Unsurprisingly, I had accrued the least number of points on the day with the exception of one other player, Jon, who also had a total of 31 points as well. The winner, Andy, had 80 points so that will give you some idea as to how far behind the pack I had fallen. If this all sounds like a bit of a disaster, it wasn’t by any means. I had had a great day and whilst I had been on the end of three thrashings, the games were all very enjoyable and I had learnt a tremendous amount about the game of saga. I know have a basic working knowledge of six armies that I had never even considered using and I had been given a masterclass in how to use the battleboard to maximise an armies ability. Furthermore playing against four new opponents had given me a far greater insight into the way in which a Saga army could be deployed and used. Up until the day, I had always discounted levy as being a waste of points, particularly as they do not generate saga dice. I now know differently!
I am confident that should I get the opportunity to play in another such tournament, I would improve not only my points haul but also the way in which I manage my army. I think that I will be a much improved player!
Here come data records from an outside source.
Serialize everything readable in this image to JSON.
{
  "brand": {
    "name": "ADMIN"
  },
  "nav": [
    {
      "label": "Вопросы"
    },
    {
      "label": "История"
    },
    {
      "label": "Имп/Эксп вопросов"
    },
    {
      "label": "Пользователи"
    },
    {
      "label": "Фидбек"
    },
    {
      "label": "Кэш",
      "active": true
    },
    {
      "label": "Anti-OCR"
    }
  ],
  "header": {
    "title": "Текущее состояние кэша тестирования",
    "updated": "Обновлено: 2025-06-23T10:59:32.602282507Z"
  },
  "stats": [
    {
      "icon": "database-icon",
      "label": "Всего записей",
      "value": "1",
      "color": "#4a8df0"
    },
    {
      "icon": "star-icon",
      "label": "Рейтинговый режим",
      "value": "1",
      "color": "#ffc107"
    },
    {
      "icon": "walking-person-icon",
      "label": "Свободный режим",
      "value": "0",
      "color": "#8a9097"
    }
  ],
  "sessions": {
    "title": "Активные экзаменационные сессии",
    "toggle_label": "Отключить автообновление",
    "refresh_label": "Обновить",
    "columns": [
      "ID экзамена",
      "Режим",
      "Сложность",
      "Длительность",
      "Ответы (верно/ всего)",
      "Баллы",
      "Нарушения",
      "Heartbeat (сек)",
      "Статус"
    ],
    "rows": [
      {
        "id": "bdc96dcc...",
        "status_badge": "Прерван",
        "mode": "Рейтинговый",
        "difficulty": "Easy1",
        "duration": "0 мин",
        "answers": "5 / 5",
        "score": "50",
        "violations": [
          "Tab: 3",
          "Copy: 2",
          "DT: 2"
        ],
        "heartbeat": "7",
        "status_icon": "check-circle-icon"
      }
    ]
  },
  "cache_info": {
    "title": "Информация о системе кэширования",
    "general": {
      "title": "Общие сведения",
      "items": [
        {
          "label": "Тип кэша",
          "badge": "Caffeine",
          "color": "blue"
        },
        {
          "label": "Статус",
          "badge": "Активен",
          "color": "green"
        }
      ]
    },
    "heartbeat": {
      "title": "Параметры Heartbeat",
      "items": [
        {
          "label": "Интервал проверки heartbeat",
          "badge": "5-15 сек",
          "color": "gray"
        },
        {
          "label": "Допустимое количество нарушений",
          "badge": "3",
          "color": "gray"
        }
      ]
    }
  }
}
I guess the final thought is that if you play like General Custer: carry out insufficient recon; underestimate your enemy; split your forces; fail to capitalize on your strengths and charge in like a bull at a gate, you will get massacred!